Defensively, Shelby has been a vagabond. He started at second in college, and began his minor league career there, but has since moved to the outfield. I believe the Sox see him as a center fielder in the future, but injuries and questionable instincts limited his time there this year.


Chris Getz -- Chris Getz will hit. Maybe not for power, and maybe not right away; but eventually, Getz will become a high-average hitter at the major league level.

I can say that with confidence primarily because of how he controlled strike zone over his minor league career. He reminds me a bit of two young light-on-power second baseman we've seen come up in the last couple of years, Dustin Pedroia and Alexei Casilla, but in the form of a left-handed hitter. Making a comparison to player of Pedroia's caliber is always dangerous, but they're a similar type of player, though Getz will never be mentioned in MVP discussions. They take a walk and put the ball in play, and don't strike out much. Pedroia takes the not striking out part to a whole new level, which makes him far better than Casilla and Getz.

I bring up those two names not to get people excited about Getz' future, but to temper their immediate expectations for the beginning of the season. Pedroia was hitting well under .200 after his first month in '07, and Casilla hit just .222/.256/.259 in his 189 at-bats last year. For some reason, these Put It In Play With Little Power type hitters seem to struggle in their first exposure to major league pitching, even though the approach yields fine results over the long-term.

A look inside Getz' AAA numbers this season shows some troubling home/road splits. All of his career high 11 home runs came inside the small ball park at Charlotte, and he entered the '08 season with just 6 homers in his minor league career. He didn't show any platoon split in the minors, but it wouldn't be a bad idea to keep Juan Uribe around just in case he has trouble with major league lefties, or gets off to a slow start, or struggles defensively.

Getz was a teammate of Richard's at Michigan, and was taken 4 rounds ahead of him in the '05 draft. It was actually the second time the Sox had drafted Getz; he signed with Wake Forest out of high school before transferring to Michigan and being redrafted by the Sox.

Jack Egbert -- In truth, Egbert does not belong in this category. He did last year based on the inhuman HR suppression skills he demonstrated over two seasons, but he got touched up a bit in Charlotte's small ball park this season. Perhaps it was just the small dimensions (345' in the power alleys), perhaps it was some lingering elbow soreness that delayed the start of his season. Whatever it was, it's clear that Egbert fell down the Sox depth charts.

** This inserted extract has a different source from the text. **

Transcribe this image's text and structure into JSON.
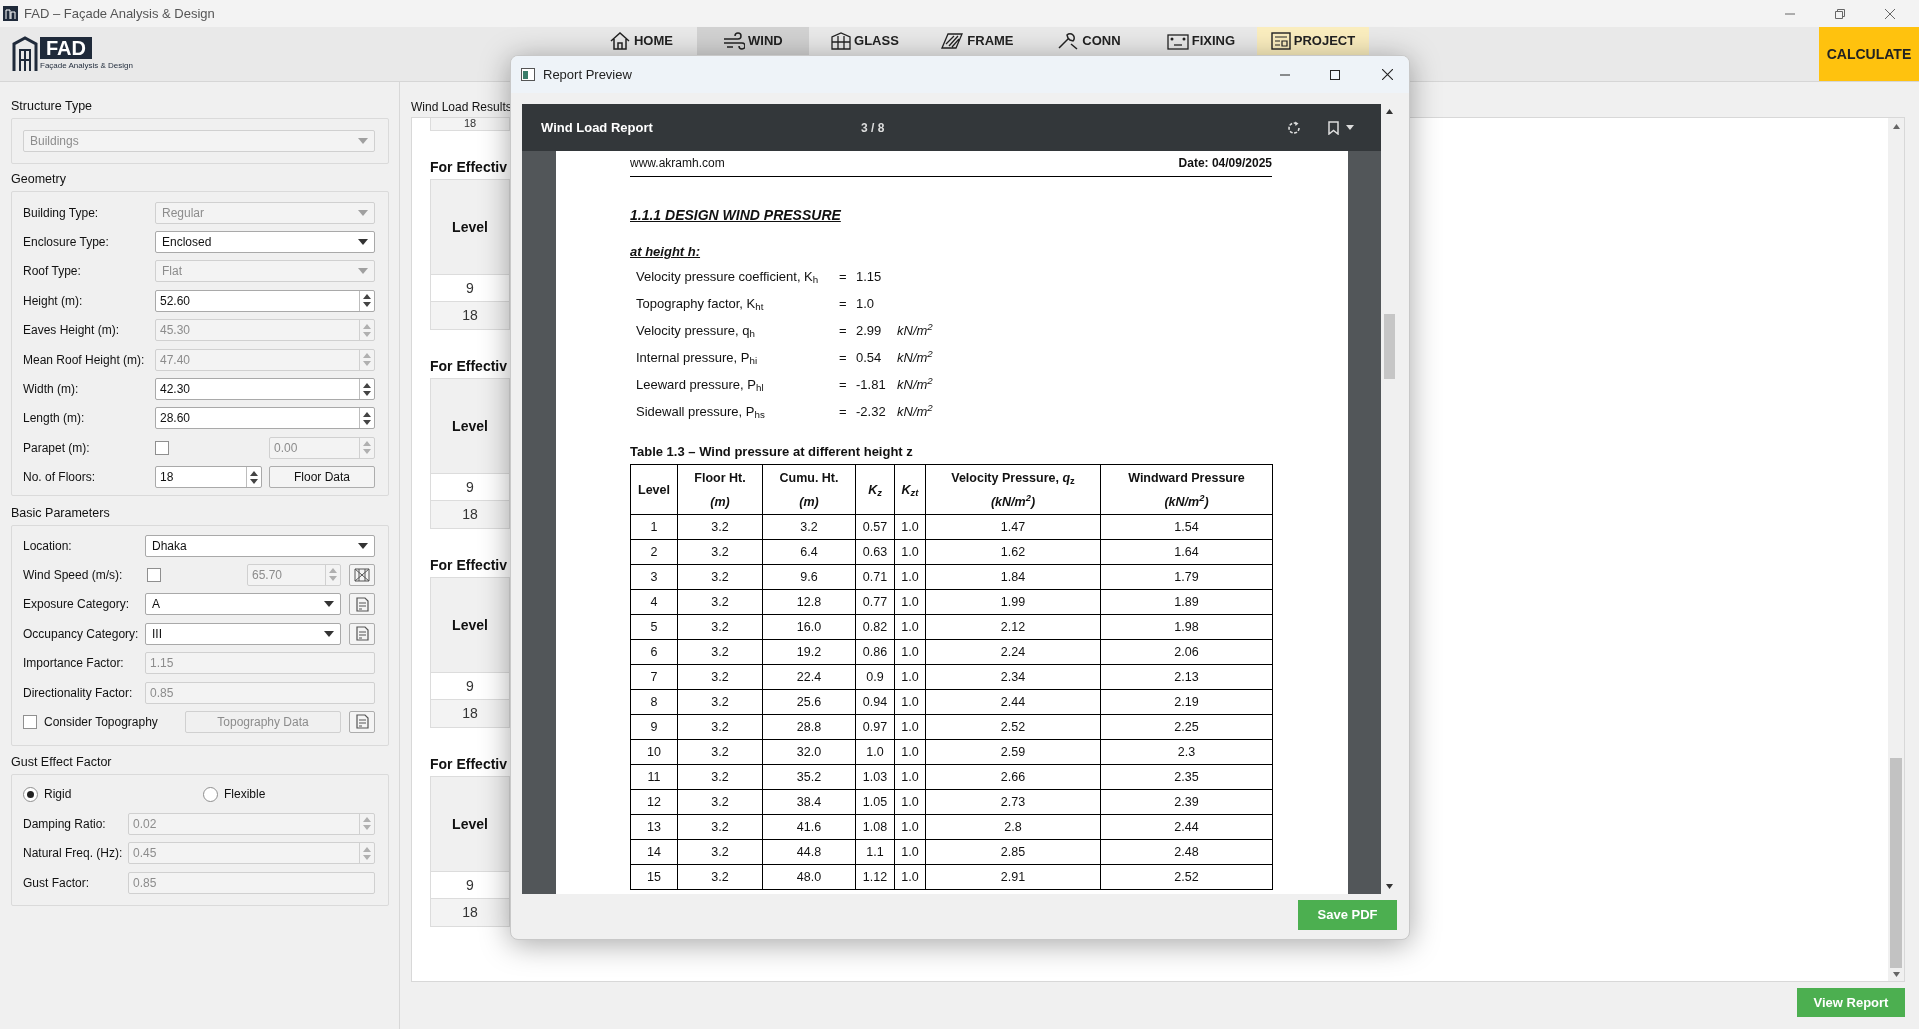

As they desperately searched for competent bullpen help and a 5th starter, Egbert remained in Charlotte while Lance Broadway, Ehren Wasserman, and Horacio Ramirez helped the Sox put together the worst bullpen in baseball over the season's final two months.

Personally, I still believe that Egbert can (and will) be a successful major league pitcher. True, his stuff is nothing to write home about. But, he's got that funky hitch in his delivery, has a good changeup, and only one of his HR allowed came away from the castle. If he's still with the Sox in '09, I'd expect to see him improve on his '08 numbers in Charlotte, and move him back into the Why Hasn't This Guy Gotten A Shot? category.

Unfortunately for the Sox, a prospect like Egbert has little-to-no value on the trade market until he is able to prove himself against major league competition. And the only way to do that is by finally getting a legit shot. Egbert seems a bit like a guy the San Diego Padres might like; Kevin Towers because he fits into his mode for building a bullpen, and Paul DePodesta because of his good-to-excellent peripherals over the last three seasons. Otherwise, it's an extremely limited trade market for Egbert, with only a low-budget team like the Nationals figuring to even give him a second look.

I spent much of this post talking about peripherals and K/BB ratios because, aside from age and strong scouting report, it's the best indicator of future major league success or failure.